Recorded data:
★ ★ ★ ★

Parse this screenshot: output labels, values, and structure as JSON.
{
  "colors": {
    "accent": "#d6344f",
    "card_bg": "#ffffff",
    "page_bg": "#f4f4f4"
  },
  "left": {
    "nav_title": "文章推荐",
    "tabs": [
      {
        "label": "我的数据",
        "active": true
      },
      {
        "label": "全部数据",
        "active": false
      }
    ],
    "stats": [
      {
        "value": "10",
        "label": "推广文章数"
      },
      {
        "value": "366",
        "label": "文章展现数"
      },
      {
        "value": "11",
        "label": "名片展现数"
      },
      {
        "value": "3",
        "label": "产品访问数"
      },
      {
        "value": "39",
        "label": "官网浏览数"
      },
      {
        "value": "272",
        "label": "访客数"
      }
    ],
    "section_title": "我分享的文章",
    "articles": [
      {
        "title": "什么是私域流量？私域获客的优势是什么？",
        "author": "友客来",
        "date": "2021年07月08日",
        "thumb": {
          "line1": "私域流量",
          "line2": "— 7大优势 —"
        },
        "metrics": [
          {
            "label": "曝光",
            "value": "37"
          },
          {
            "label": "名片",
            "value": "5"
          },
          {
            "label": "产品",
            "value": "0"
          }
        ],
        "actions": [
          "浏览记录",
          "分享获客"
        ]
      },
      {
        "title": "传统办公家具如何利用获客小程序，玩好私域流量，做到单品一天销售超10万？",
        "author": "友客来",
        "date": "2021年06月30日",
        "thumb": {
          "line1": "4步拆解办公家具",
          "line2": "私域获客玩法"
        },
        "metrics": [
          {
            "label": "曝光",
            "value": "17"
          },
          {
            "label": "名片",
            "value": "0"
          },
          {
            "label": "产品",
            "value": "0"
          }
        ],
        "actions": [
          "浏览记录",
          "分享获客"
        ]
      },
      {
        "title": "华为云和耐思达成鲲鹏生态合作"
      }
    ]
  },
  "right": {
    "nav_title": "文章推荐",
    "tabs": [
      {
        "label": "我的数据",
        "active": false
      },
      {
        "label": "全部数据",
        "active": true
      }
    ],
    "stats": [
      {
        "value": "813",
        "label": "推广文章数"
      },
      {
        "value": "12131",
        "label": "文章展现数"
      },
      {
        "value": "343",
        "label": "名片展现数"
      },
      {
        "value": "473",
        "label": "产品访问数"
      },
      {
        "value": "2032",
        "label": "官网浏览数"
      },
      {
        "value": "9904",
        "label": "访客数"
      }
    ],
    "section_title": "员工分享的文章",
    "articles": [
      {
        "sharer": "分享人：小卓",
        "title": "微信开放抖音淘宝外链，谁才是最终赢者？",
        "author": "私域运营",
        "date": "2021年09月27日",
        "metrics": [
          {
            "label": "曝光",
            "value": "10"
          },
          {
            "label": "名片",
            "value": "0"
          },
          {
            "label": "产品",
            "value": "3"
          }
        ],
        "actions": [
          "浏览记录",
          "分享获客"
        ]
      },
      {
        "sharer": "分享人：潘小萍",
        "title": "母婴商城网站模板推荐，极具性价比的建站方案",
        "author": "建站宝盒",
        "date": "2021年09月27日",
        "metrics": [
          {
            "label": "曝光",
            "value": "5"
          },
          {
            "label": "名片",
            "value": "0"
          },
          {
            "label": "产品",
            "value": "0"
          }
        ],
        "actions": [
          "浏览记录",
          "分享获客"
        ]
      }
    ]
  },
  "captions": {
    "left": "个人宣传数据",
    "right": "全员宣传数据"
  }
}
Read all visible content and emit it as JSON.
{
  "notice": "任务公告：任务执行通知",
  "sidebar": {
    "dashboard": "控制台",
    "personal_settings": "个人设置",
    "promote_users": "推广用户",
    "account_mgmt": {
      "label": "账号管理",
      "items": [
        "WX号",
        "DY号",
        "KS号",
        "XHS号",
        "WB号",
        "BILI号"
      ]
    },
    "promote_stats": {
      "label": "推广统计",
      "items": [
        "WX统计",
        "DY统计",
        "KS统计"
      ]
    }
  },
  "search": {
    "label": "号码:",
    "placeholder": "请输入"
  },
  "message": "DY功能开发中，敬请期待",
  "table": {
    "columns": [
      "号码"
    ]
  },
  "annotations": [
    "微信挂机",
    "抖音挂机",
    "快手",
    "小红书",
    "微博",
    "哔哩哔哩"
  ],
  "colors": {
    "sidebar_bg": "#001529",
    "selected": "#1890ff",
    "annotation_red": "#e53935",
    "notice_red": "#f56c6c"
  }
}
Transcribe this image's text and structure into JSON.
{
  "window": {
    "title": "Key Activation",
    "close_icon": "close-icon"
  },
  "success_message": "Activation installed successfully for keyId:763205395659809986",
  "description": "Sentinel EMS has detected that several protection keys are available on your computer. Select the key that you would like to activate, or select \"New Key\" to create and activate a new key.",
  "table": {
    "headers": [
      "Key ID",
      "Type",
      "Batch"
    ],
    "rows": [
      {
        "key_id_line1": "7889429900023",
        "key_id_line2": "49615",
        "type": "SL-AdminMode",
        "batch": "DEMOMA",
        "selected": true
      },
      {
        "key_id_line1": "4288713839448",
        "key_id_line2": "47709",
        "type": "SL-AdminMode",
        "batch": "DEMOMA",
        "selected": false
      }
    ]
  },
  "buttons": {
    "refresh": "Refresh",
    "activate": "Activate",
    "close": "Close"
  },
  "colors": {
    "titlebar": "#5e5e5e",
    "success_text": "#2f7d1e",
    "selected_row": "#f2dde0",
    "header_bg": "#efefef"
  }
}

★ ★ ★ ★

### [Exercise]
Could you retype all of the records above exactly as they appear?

### [Expected answer]
Parse this screenshot: output labels, values, and structure as JSON.
{
  "colors": {
    "accent": "#d6344f",
    "card_bg": "#ffffff",
    "page_bg": "#f4f4f4"
  },
  "left": {
    "nav_title": "文章推荐",
    "tabs": [
      {
        "label": "我的数据",
        "active": true
      },
      {
        "label": "全部数据",
        "active": false
      }
    ],
    "stats": [
      {
        "value": "10",
        "label": "推广文章数"
      },
      {
        "value": "366",
        "label": "文章展现数"
      },
      {
        "value": "11",
        "label": "名片展现数"
      },
      {
        "value": "3",
        "label": "产品访问数"
      },
      {
        "value": "39",
        "label": "官网浏览数"
      },
      {
        "value": "272",
        "label": "访客数"
      }
    ],
    "section_title": "我分享的文章",
    "articles": [
      {
        "title": "什么是私域流量？私域获客的优势是什么？",
        "author": "友客来",
        "date": "2021年07月08日",
        "thumb": {
          "line1": "私域流量",
          "line2": "— 7大优势 —"
        },
        "metrics": [
          {
            "label": "曝光",
            "value": "37"
          },
          {
            "label": "名片",
            "value": "5"
          },
          {
            "label": "产品",
            "value": "0"
          }
        ],
        "actions": [
          "浏览记录",
          "分享获客"
        ]
      },
      {
        "title": "传统办公家具如何利用获客小程序，玩好私域流量，做到单品一天销售超10万？",
        "author": "友客来",
        "date": "2021年06月30日",
        "thumb": {
          "line1": "4步拆解办公家具",
          "line2": "私域获客玩法"
        },
        "metrics": [
          {
            "label": "曝光",
            "value": "17"
          },
          {
            "label": "名片",
            "value": "0"
          },
          {
            "label": "产品",
            "value": "0"
          }
        ],
        "actions": [
          "浏览记录",
          "分享获客"
        ]
      },
      {
        "title": "华为云和耐思达成鲲鹏生态合作"
      }
    ]
  },
  "right": {
    "nav_title": "文章推荐",
    "tabs": [
      {
        "label": "我的数据",
        "active": false
      },
      {
        "label": "全部数据",
        "active": true
      }
    ],
    "stats": [
      {
        "value": "813",
        "label": "推广文章数"
      },
      {
        "value": "12131",
        "label": "文章展现数"
      },
      {
        "value": "343",
        "label": "名片展现数"
      },
      {
        "value": "473",
        "label": "产品访问数"
      },
      {
        "value": "2032",
        "label": "官网浏览数"
      },
      {
        "value": "9904",
        "label": "访客数"
      }
    ],
    "section_title": "员工分享的文章",
    "articles": [
      {
        "sharer": "分享人：小卓",
        "title": "微信开放抖音淘宝外链，谁才是最终赢者？",
        "author": "私域运营",
        "date": "2021年09月27日",
        "metrics": [
          {
            "label": "曝光",
            "value": "10"
          },
          {
            "label": "名片",
            "value": "0"
          },
          {
            "label": "产品",
            "value": "3"
          }
        ],
        "actions": [
          "浏览记录",
          "分享获客"
        ]
      },
      {
        "sharer": "分享人：潘小萍",
        "title": "母婴商城网站模板推荐，极具性价比的建站方案",
        "author": "建站宝盒",
        "date": "2021年09月27日",
        "metrics": [
          {
            "label": "曝光",
            "value": "5"
          },
          {
            "label": "名片",
            "value": "0"
          },
          {
            "label": "产品",
            "value": "0"
          }
        ],
        "actions": [
          "浏览记录",
          "分享获客"
        ]
      }
    ]
  },
  "captions": {
    "left": "个人宣传数据",
    "right": "全员宣传数据"
  }
}
Read all visible content and emit it as JSON.
{
  "notice": "任务公告：任务执行通知",
  "sidebar": {
    "dashboard": "控制台",
    "personal_settings": "个人设置",
    "promote_users": "推广用户",
    "account_mgmt": {
      "label": "账号管理",
      "items": [
        "WX号",
        "DY号",
        "KS号",
        "XHS号",
        "WB号",
        "BILI号"
      ]
    },
    "promote_stats": {
      "label": "推广统计",
      "items": [
        "WX统计",
        "DY统计",
        "KS统计"
      ]
    }
  },
  "search": {
    "label": "号码:",
    "placeholder": "请输入"
  },
  "message": "DY功能开发中，敬请期待",
  "table": {
    "columns": [
      "号码"
    ]
  },
  "annotations": [
    "微信挂机",
    "抖音挂机",
    "快手",
    "小红书",
    "微博",
    "哔哩哔哩"
  ],
  "colors": {
    "sidebar_bg": "#001529",
    "selected": "#1890ff",
    "annotation_red": "#e53935",
    "notice_red": "#f56c6c"
  }
}
Transcribe this image's text and structure into JSON.
{
  "window": {
    "title": "Key Activation",
    "close_icon": "close-icon"
  },
  "success_message": "Activation installed successfully for keyId:763205395659809986",
  "description": "Sentinel EMS has detected that several protection keys are available on your computer. Select the key that you would like to activate, or select \"New Key\" to create and activate a new key.",
  "table": {
    "headers": [
      "Key ID",
      "Type",
      "Batch"
    ],
    "rows": [
      {
        "key_id_line1": "7889429900023",
        "key_id_line2": "49615",
        "type": "SL-AdminMode",
        "batch": "DEMOMA",
        "selected": true
      },
      {
        "key_id_line1": "4288713839448",
        "key_id_line2": "47709",
        "type": "SL-AdminMode",
        "batch": "DEMOMA",
        "selected": false
      }
    ]
  },
  "buttons": {
    "refresh": "Refresh",
    "activate": "Activate",
    "close": "Close"
  },
  "colors": {
    "titlebar": "#5e5e5e",
    "success_text": "#2f7d1e",
    "selected_row": "#f2dde0",
    "header_bg": "#efefef"
  }
}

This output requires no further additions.